Come True

Come True

Edmonton will be seen like it’s never been seen before on streaming services across Canada and in more than 90 theatres across the United States.

Come True,a nightmarish, slow-burn horror film, was shot entirely in this city by filmmaker Anthony Scott Burns, who is in the process of moving back to Edmonton himself. It’s not a jump-scare kind of freak fest, but an ode to the shadows of our nightmares, of waking dreams. And a desolate Edmonton — with many scenes shot around 3 a.m. on weekdays — is the setting. The concrete, brutalist buildings of the University of Alberta are where the shadows lurk; but there are other recognizable locations, such as Take 5 Café in Beverly, and Lock Stock Coffee downtown.

There are times when the film uses Edmonton’s lingering twilight to dramatic effect, and colourful shots of U of A labs that look straight out of Russian cinema or ‘70s sci-fi flicks.

But, the setting is supposed to be a creepy dreamscape, so Burns removed any signage that would indicate that, well, this is Edmonton. The city’s name is never mentioned.

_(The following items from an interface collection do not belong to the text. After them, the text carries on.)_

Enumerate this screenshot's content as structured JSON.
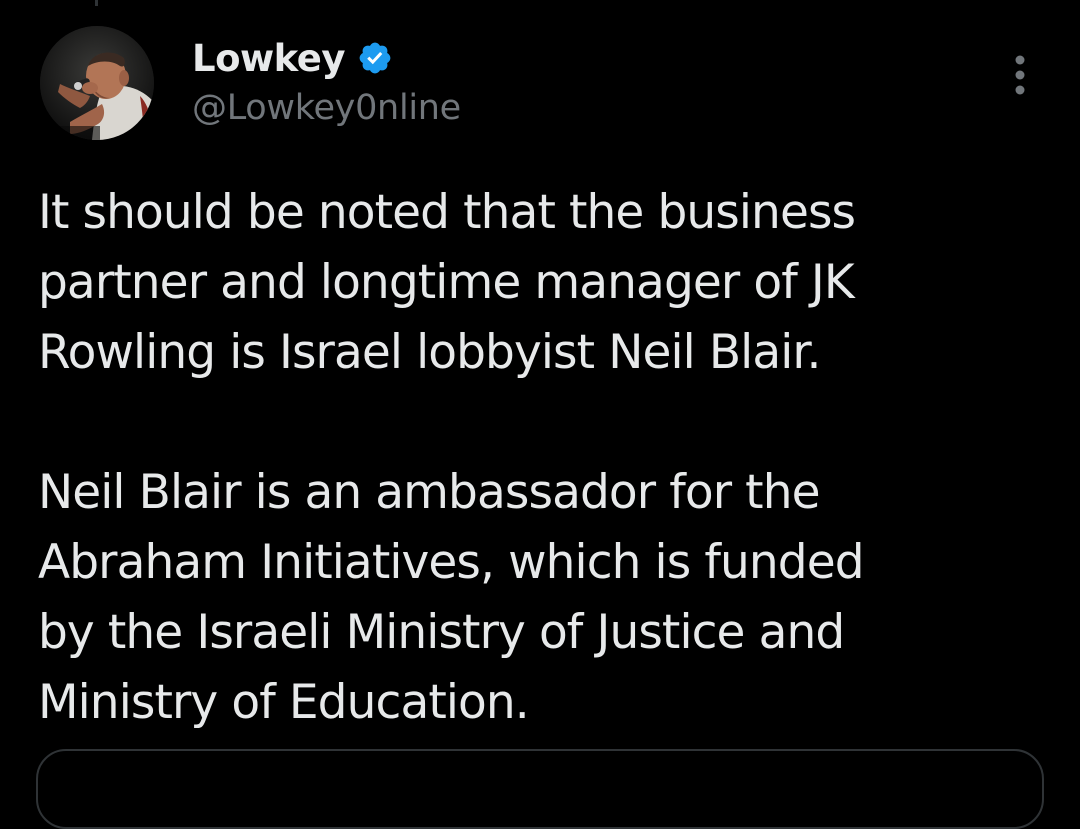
{
  "tweet": {
    "display_name": "Lowkey",
    "handle": "@Lowkey0nline",
    "verified": true,
    "paragraphs": [
      [
        "It should be noted that the business",
        "partner and longtime manager of JK",
        "Rowling is Israel lobbyist Neil Blair."
      ],
      [
        "Neil Blair is an ambassador for the",
        "Abraham Initiatives, which is funded",
        "by the Israeli Ministry of Justice and",
        "Ministry of Education."
      ]
    ]
  },
  "icons": {
    "verified": "verified-badge-icon",
    "more": "more-vertical-icon"
  },
  "colors": {
    "background": "#000000",
    "text_primary": "#e7e9ea",
    "text_secondary": "#71767b",
    "verified_blue": "#1d9bf0",
    "border": "#2f3336"
  }
}
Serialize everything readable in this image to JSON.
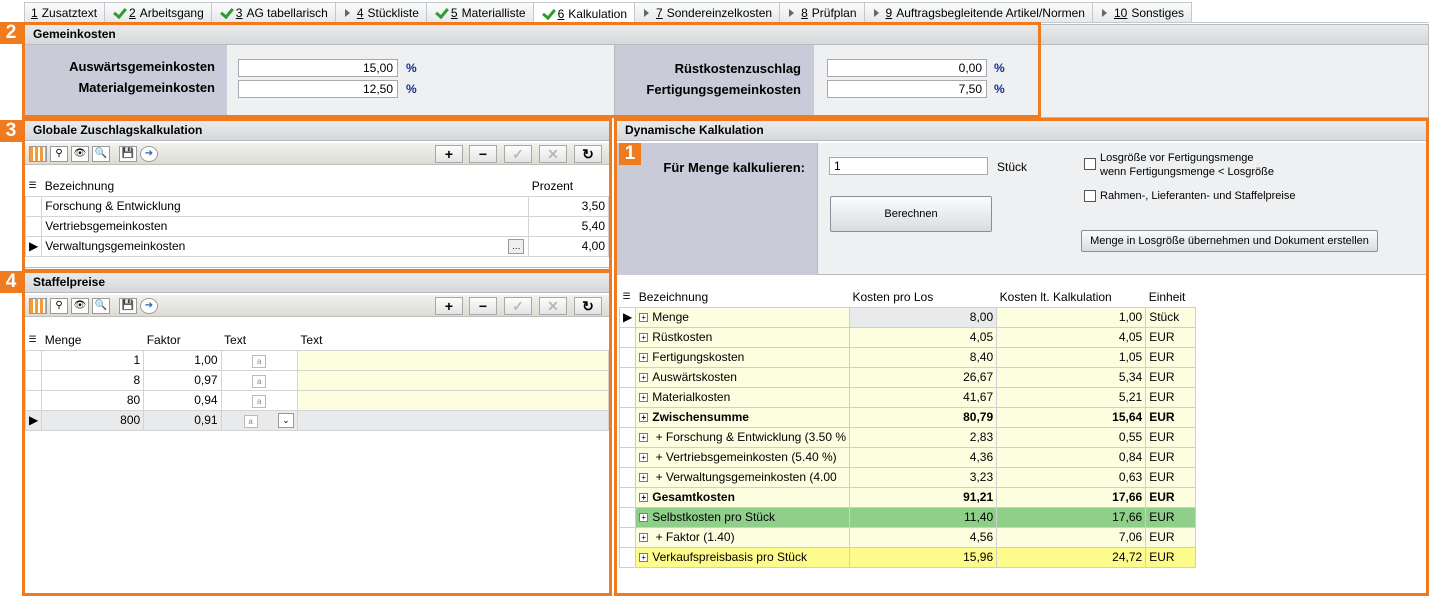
{
  "tabs": [
    {
      "num": "1",
      "label": "Zusatztext",
      "icon": "none"
    },
    {
      "num": "2",
      "label": "Arbeitsgang",
      "icon": "check"
    },
    {
      "num": "3",
      "label": "AG tabellarisch",
      "icon": "check"
    },
    {
      "num": "4",
      "label": "Stückliste",
      "icon": "arrow"
    },
    {
      "num": "5",
      "label": "Materialliste",
      "icon": "check"
    },
    {
      "num": "6",
      "label": "Kalkulation",
      "icon": "check",
      "active": true
    },
    {
      "num": "7",
      "label": "Sondereinzelkosten",
      "icon": "arrow"
    },
    {
      "num": "8",
      "label": "Prüfplan",
      "icon": "arrow"
    },
    {
      "num": "9",
      "label": "Auftragsbegleitende Artikel/Normen",
      "icon": "arrow"
    },
    {
      "num": "10",
      "label": "Sonstiges",
      "icon": "arrow"
    }
  ],
  "badges": {
    "b1": "1",
    "b2": "2",
    "b3": "3",
    "b4": "4"
  },
  "gemein": {
    "title": "Gemeinkosten",
    "ausw_label": "Auswärtsgemeinkosten",
    "ausw_value": "15,00",
    "mat_label": "Materialgemeinkosten",
    "mat_value": "12,50",
    "ruest_label": "Rüstkostenzuschlag",
    "ruest_value": "0,00",
    "fert_label": "Fertigungsgemeinkosten",
    "fert_value": "7,50",
    "pct": "%"
  },
  "globale": {
    "title": "Globale Zuschlagskalkulation",
    "col_bez": "Bezeichnung",
    "col_proz": "Prozent",
    "rows": [
      {
        "bez": "Forschung & Entwicklung",
        "proz": "3,50"
      },
      {
        "bez": "Vertriebsgemeinkosten",
        "proz": "5,40"
      },
      {
        "bez": "Verwaltungsgemeinkosten",
        "proz": "4,00"
      }
    ],
    "ellipsis": "…"
  },
  "staffel": {
    "title": "Staffelpreise",
    "col_menge": "Menge",
    "col_faktor": "Faktor",
    "col_text1": "Text",
    "col_text2": "Text",
    "rows": [
      {
        "menge": "1",
        "faktor": "1,00"
      },
      {
        "menge": "8",
        "faktor": "0,97"
      },
      {
        "menge": "80",
        "faktor": "0,94"
      },
      {
        "menge": "800",
        "faktor": "0,91"
      }
    ]
  },
  "toolbar": {
    "plus": "+",
    "minus": "−",
    "ok": "✓",
    "cancel": "✕",
    "refresh": "↻"
  },
  "dyn": {
    "title": "Dynamische Kalkulation",
    "menge_label": "Für Menge kalkulieren:",
    "menge_value": "1",
    "unit": "Stück",
    "cb1_line1": "Losgröße vor Fertigungsmenge",
    "cb1_line2": "wenn Fertigungsmenge < Losgröße",
    "cb2": "Rahmen-, Lieferanten- und Staffelpreise",
    "btn_berechnen": "Berechnen",
    "btn_menge": "Menge in Losgröße übernehmen und Dokument erstellen"
  },
  "kalk": {
    "col_bez": "Bezeichnung",
    "col_los": "Kosten pro Los",
    "col_kalk": "Kosten lt. Kalkulation",
    "col_einheit": "Einheit",
    "rows": [
      {
        "bez": "Menge",
        "los": "8,00",
        "kalk": "1,00",
        "einheit": "Stück",
        "style": "menge"
      },
      {
        "bez": "Rüstkosten",
        "los": "4,05",
        "kalk": "4,05",
        "einheit": "EUR",
        "style": ""
      },
      {
        "bez": "Fertigungskosten",
        "los": "8,40",
        "kalk": "1,05",
        "einheit": "EUR",
        "style": ""
      },
      {
        "bez": "Auswärtskosten",
        "los": "26,67",
        "kalk": "5,34",
        "einheit": "EUR",
        "style": ""
      },
      {
        "bez": "Materialkosten",
        "los": "41,67",
        "kalk": "5,21",
        "einheit": "EUR",
        "style": ""
      },
      {
        "bez": "Zwischensumme",
        "los": "80,79",
        "kalk": "15,64",
        "einheit": "EUR",
        "style": "bold"
      },
      {
        "bez": " + Forschung & Entwicklung (3.50 %",
        "los": "2,83",
        "kalk": "0,55",
        "einheit": "EUR",
        "style": ""
      },
      {
        "bez": " + Vertriebsgemeinkosten (5.40 %)",
        "los": "4,36",
        "kalk": "0,84",
        "einheit": "EUR",
        "style": ""
      },
      {
        "bez": " + Verwaltungsgemeinkosten (4.00",
        "los": "3,23",
        "kalk": "0,63",
        "einheit": "EUR",
        "style": ""
      },
      {
        "bez": "Gesamtkosten",
        "los": "91,21",
        "kalk": "17,66",
        "einheit": "EUR",
        "style": "bold"
      },
      {
        "bez": "Selbstkosten pro Stück",
        "los": "11,40",
        "kalk": "17,66",
        "einheit": "EUR",
        "style": "green"
      },
      {
        "bez": " + Faktor (1.40)",
        "los": "4,56",
        "kalk": "7,06",
        "einheit": "EUR",
        "style": ""
      },
      {
        "bez": "Verkaufspreisbasis pro Stück",
        "los": "15,96",
        "kalk": "24,72",
        "einheit": "EUR",
        "style": "yellow"
      }
    ]
  }
}
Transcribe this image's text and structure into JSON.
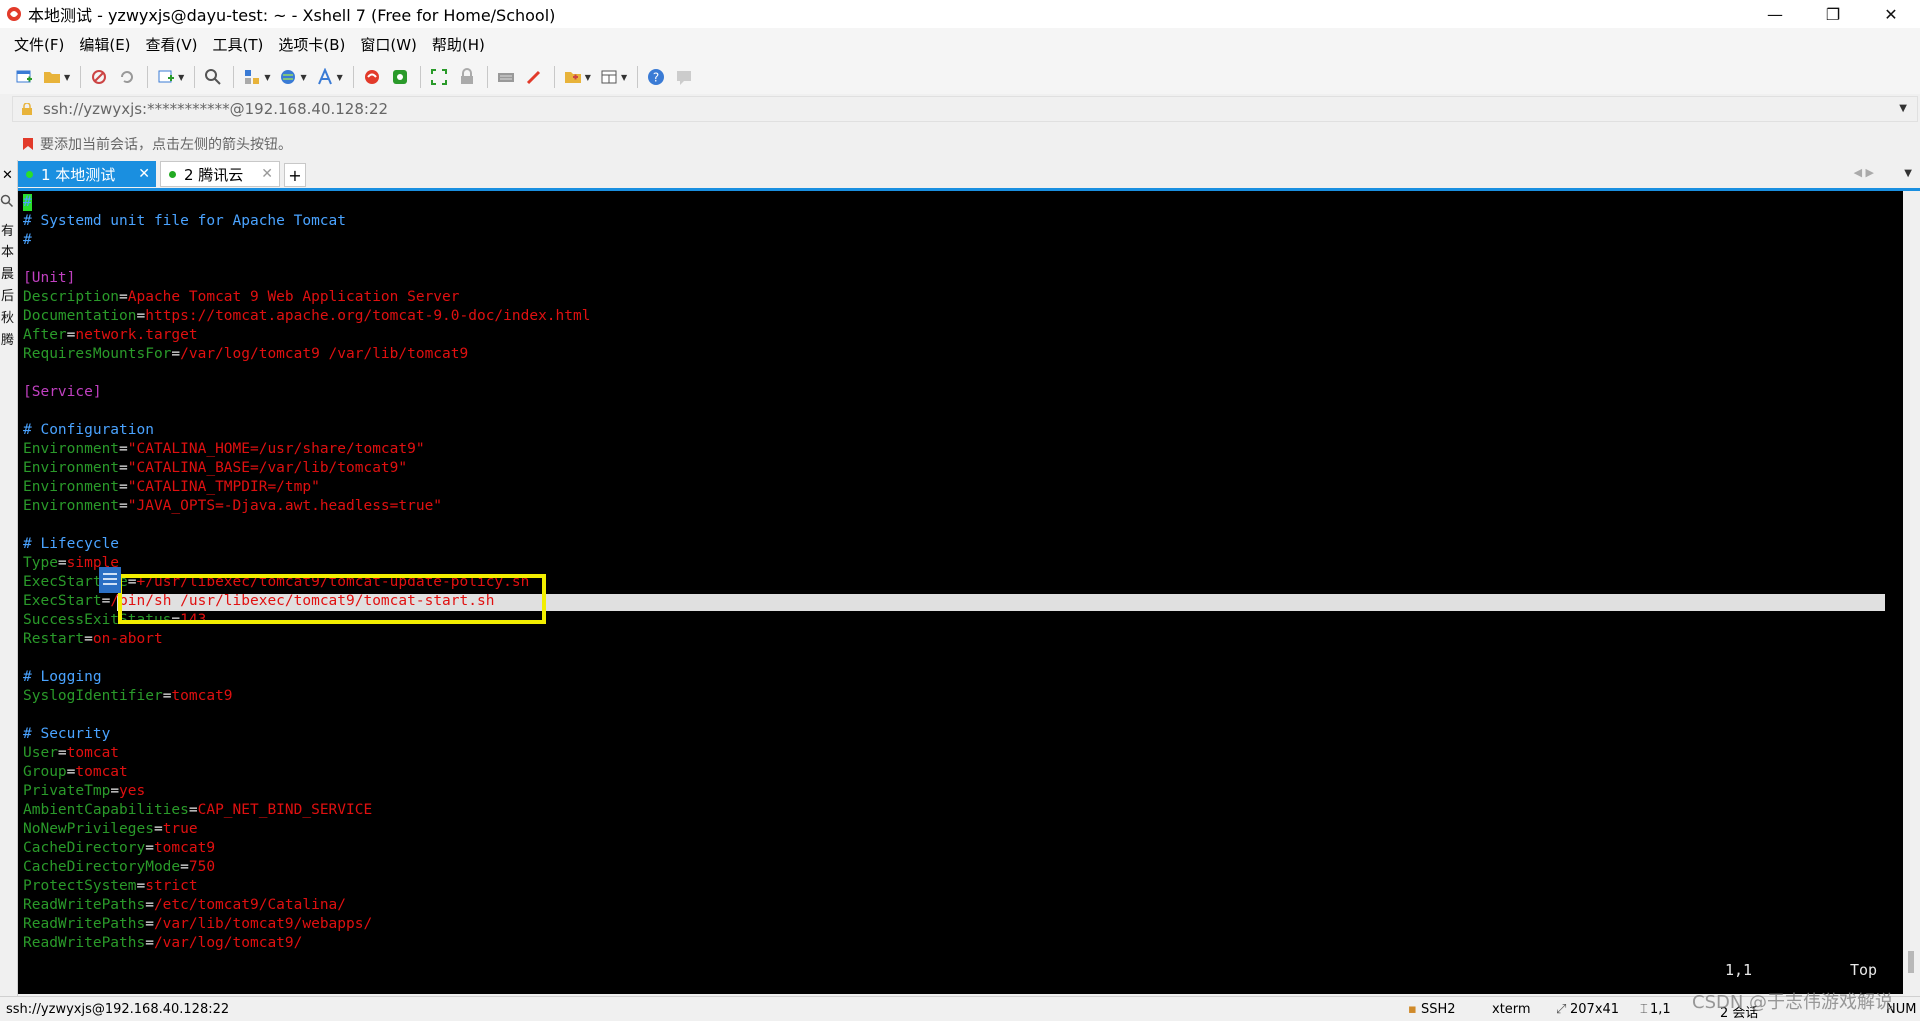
{
  "window": {
    "title": "本地测试 - yzwyxjs@dayu-test: ~ - Xshell 7 (Free for Home/School)",
    "controls": {
      "minimize": "—",
      "restore": "❐",
      "close": "✕"
    }
  },
  "menu": [
    "文件(F)",
    "编辑(E)",
    "查看(V)",
    "工具(T)",
    "选项卡(B)",
    "窗口(W)",
    "帮助(H)"
  ],
  "toolbar": {
    "icons": [
      "new-session-icon",
      "open-folder-icon",
      "disconnect-icon",
      "reconnect-icon",
      "new-tab-icon",
      "find-icon",
      "transfer-icon",
      "globe-icon",
      "font-icon",
      "xftp-icon",
      "xmanager-icon",
      "fullscreen-icon",
      "lock-icon",
      "keyboard-icon",
      "highlight-icon",
      "add-session-icon",
      "layout-icon",
      "help-icon",
      "chat-icon"
    ]
  },
  "address": {
    "value": "ssh://yzwyxjs:***********@192.168.40.128:22"
  },
  "hint": {
    "text": "要添加当前会话，点击左侧的箭头按钮。"
  },
  "tabs": [
    {
      "label": "1 本地测试",
      "active": true,
      "dot_color": "#2adf2a"
    },
    {
      "label": "2 腾讯云",
      "active": false,
      "dot_color": "#22aa22"
    }
  ],
  "tab_add": "+",
  "side_panel": {
    "close": "✕",
    "chars": [
      "有",
      "本",
      "晨",
      "后",
      "秋",
      "腾"
    ]
  },
  "terminal": {
    "lines": [
      [
        [
          "c-com",
          "#"
        ]
      ],
      [
        [
          "c-com",
          "# Systemd unit file for Apache Tomcat"
        ]
      ],
      [
        [
          "c-com",
          "#"
        ]
      ],
      [],
      [
        [
          "c-sec",
          "[Unit]"
        ]
      ],
      [
        [
          "c-key",
          "Description"
        ],
        [
          "c-eq",
          "="
        ],
        [
          "c-val",
          "Apache Tomcat 9 Web Application Server"
        ]
      ],
      [
        [
          "c-key",
          "Documentation"
        ],
        [
          "c-eq",
          "="
        ],
        [
          "c-val",
          "https://tomcat.apache.org/tomcat-9.0-doc/index.html"
        ]
      ],
      [
        [
          "c-key",
          "After"
        ],
        [
          "c-eq",
          "="
        ],
        [
          "c-val",
          "network.target"
        ]
      ],
      [
        [
          "c-key",
          "RequiresMountsFor"
        ],
        [
          "c-eq",
          "="
        ],
        [
          "c-val",
          "/var/log/tomcat9 /var/lib/tomcat9"
        ]
      ],
      [],
      [
        [
          "c-sec",
          "[Service]"
        ]
      ],
      [],
      [
        [
          "c-com",
          "# Configuration"
        ]
      ],
      [
        [
          "c-key",
          "Environment"
        ],
        [
          "c-eq",
          "="
        ],
        [
          "c-val",
          "\"CATALINA_HOME=/usr/share/tomcat9\""
        ]
      ],
      [
        [
          "c-key",
          "Environment"
        ],
        [
          "c-eq",
          "="
        ],
        [
          "c-val",
          "\"CATALINA_BASE=/var/lib/tomcat9\""
        ]
      ],
      [
        [
          "c-key",
          "Environment"
        ],
        [
          "c-eq",
          "="
        ],
        [
          "c-val",
          "\"CATALINA_TMPDIR=/tmp\""
        ]
      ],
      [
        [
          "c-key",
          "Environment"
        ],
        [
          "c-eq",
          "="
        ],
        [
          "c-val",
          "\"JAVA_OPTS=-Djava.awt.headless=true\""
        ]
      ],
      [],
      [
        [
          "c-com",
          "# Lifecycle"
        ]
      ],
      [
        [
          "c-key",
          "Type"
        ],
        [
          "c-eq",
          "="
        ],
        [
          "c-val",
          "simple"
        ]
      ],
      [
        [
          "c-key",
          "ExecStartPre"
        ],
        [
          "c-eq",
          "="
        ],
        [
          "c-val",
          "+/usr/libexec/tomcat9/tomcat-update-policy.sh"
        ]
      ],
      [
        [
          "c-key",
          "ExecStart"
        ],
        [
          "c-eq",
          "="
        ],
        [
          "c-val",
          "/bin/sh /usr/libexec/tomcat9/tomcat-start.sh"
        ]
      ],
      [
        [
          "c-key",
          "SuccessExitStatus"
        ],
        [
          "c-eq",
          "="
        ],
        [
          "c-val",
          "143"
        ]
      ],
      [
        [
          "c-key",
          "Restart"
        ],
        [
          "c-eq",
          "="
        ],
        [
          "c-val",
          "on-abort"
        ]
      ],
      [],
      [
        [
          "c-com",
          "# Logging"
        ]
      ],
      [
        [
          "c-key",
          "SyslogIdentifier"
        ],
        [
          "c-eq",
          "="
        ],
        [
          "c-val",
          "tomcat9"
        ]
      ],
      [],
      [
        [
          "c-com",
          "# Security"
        ]
      ],
      [
        [
          "c-key",
          "User"
        ],
        [
          "c-eq",
          "="
        ],
        [
          "c-val",
          "tomcat"
        ]
      ],
      [
        [
          "c-key",
          "Group"
        ],
        [
          "c-eq",
          "="
        ],
        [
          "c-val",
          "tomcat"
        ]
      ],
      [
        [
          "c-key",
          "PrivateTmp"
        ],
        [
          "c-eq",
          "="
        ],
        [
          "c-val",
          "yes"
        ]
      ],
      [
        [
          "c-key",
          "AmbientCapabilities"
        ],
        [
          "c-eq",
          "="
        ],
        [
          "c-val",
          "CAP_NET_BIND_SERVICE"
        ]
      ],
      [
        [
          "c-key",
          "NoNewPrivileges"
        ],
        [
          "c-eq",
          "="
        ],
        [
          "c-val",
          "true"
        ]
      ],
      [
        [
          "c-key",
          "CacheDirectory"
        ],
        [
          "c-eq",
          "="
        ],
        [
          "c-val",
          "tomcat9"
        ]
      ],
      [
        [
          "c-key",
          "CacheDirectoryMode"
        ],
        [
          "c-eq",
          "="
        ],
        [
          "c-val",
          "750"
        ]
      ],
      [
        [
          "c-key",
          "ProtectSystem"
        ],
        [
          "c-eq",
          "="
        ],
        [
          "c-val",
          "strict"
        ]
      ],
      [
        [
          "c-key",
          "ReadWritePaths"
        ],
        [
          "c-eq",
          "="
        ],
        [
          "c-val",
          "/etc/tomcat9/Catalina/"
        ]
      ],
      [
        [
          "c-key",
          "ReadWritePaths"
        ],
        [
          "c-eq",
          "="
        ],
        [
          "c-val",
          "/var/lib/tomcat9/webapps/"
        ]
      ],
      [
        [
          "c-key",
          "ReadWritePaths"
        ],
        [
          "c-eq",
          "="
        ],
        [
          "c-val",
          "/var/log/tomcat9/"
        ]
      ]
    ],
    "cursor_position": "1,1",
    "scroll_position": "Top"
  },
  "status": {
    "connection": "ssh://yzwyxjs@192.168.40.128:22",
    "protocol": "SSH2",
    "terminal_type": "xterm",
    "size": "207x41",
    "cursor": "1,1",
    "sessions": "2 会话",
    "mode": "NUM"
  },
  "watermark": "CSDN @于志伟游戏解说",
  "colors": {
    "accent": "#1a8fe0",
    "highlight_box": "#f2ee00",
    "terminal_bg": "#000000"
  }
}
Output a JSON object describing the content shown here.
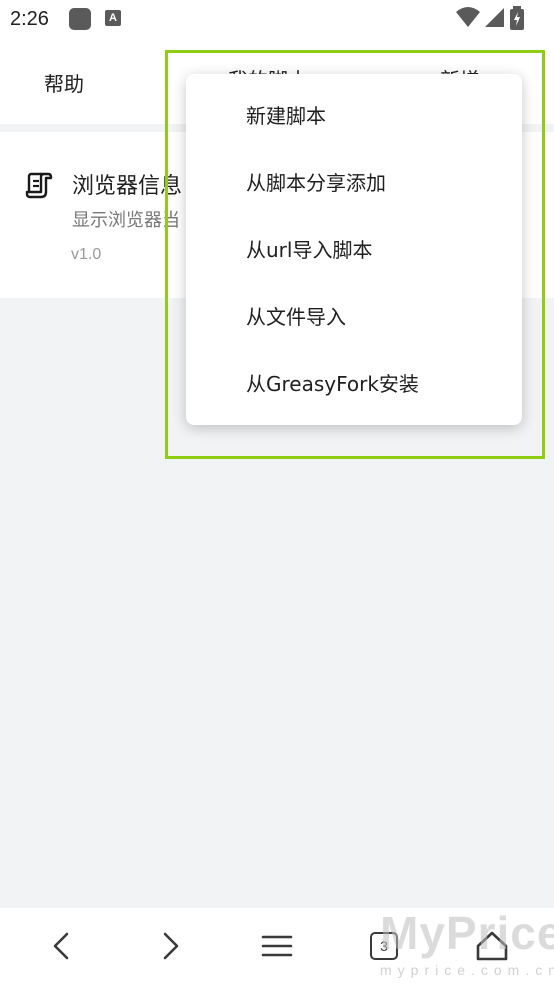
{
  "status_bar": {
    "time": "2:26",
    "a_icon_label": "A",
    "icons": [
      "app-icon",
      "a-icon",
      "wifi-icon",
      "signal-icon",
      "battery-charging-icon"
    ]
  },
  "tabs": {
    "help": "帮助",
    "my_scripts": "我的脚本",
    "new": "新增"
  },
  "script": {
    "name": "浏览器信息",
    "description": "显示浏览器当",
    "version": "v1.0"
  },
  "menu": {
    "items": [
      {
        "label": "新建脚本"
      },
      {
        "label": "从脚本分享添加"
      },
      {
        "label": "从url导入脚本"
      },
      {
        "label": "从文件导入"
      },
      {
        "label": "从GreasyFork安装"
      }
    ]
  },
  "bottom_nav": {
    "tab_count": "3",
    "icons": [
      "back-icon",
      "forward-icon",
      "menu-icon",
      "tabs-icon",
      "home-icon"
    ]
  },
  "watermark": {
    "text": "MyPrice",
    "subtext": "myprice.com.cn"
  },
  "colors": {
    "highlight": "#8fce12",
    "background": "#f2f3f5"
  }
}
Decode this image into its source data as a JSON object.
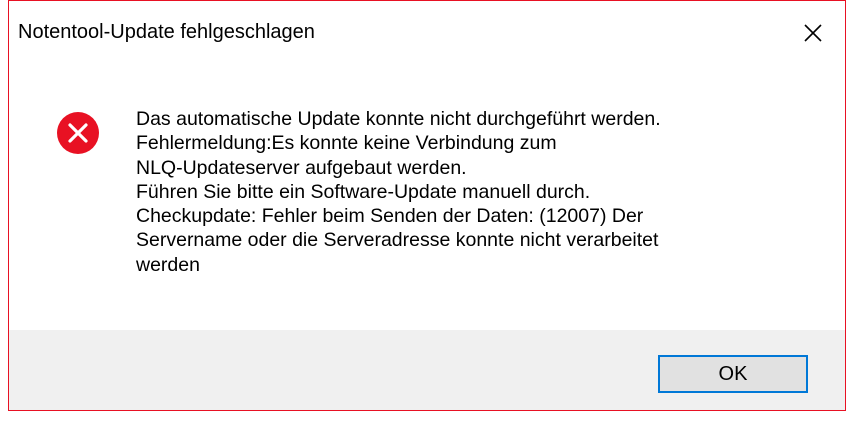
{
  "window": {
    "title": "Notentool-Update fehlgeschlagen",
    "close_icon": "close-icon",
    "border_color": "#e81123"
  },
  "icon": {
    "name": "error-icon",
    "color": "#e81123"
  },
  "message": {
    "text": "Das automatische Update konnte nicht durchgeführt werden.\nFehlermeldung:Es konnte keine Verbindung zum\nNLQ-Updateserver aufgebaut werden.\n Führen Sie bitte ein Software-Update manuell durch.\nCheckupdate: Fehler beim Senden der Daten: (12007) Der\nServername oder die Serveradresse konnte nicht verarbeitet\nwerden"
  },
  "buttons": {
    "ok_label": "OK",
    "accent": "#0078d7"
  }
}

“People from Edmonton will recognize the areas where we shot,” says Burns. “But, outside, it will be cool to see people wonder where this was filmed. I digitally removed all the licence plate logos. There’s no signage, save for a couple of places. Growing up in Edmonton, I knew this city could double for a very lonely and desolate place.”

Yet, despite the desolation, this is also about Burns’s sense of place.

“I had spent my entire teenage years location scouting, I guess.” he laughs. “There were places where I had shot short films when I was a teenager. These were places I wanted to revisit and code the film with. It wouldn’t be only a cinematic dream, but my own personal dream. It is built on a lot of moments from my teenage years.”

The movie opens with our hero waking up in a park. That comes right from Burns’s memories, as he once spent the night in a Clareview park. He got in a fight with his dad and spent the night away from home.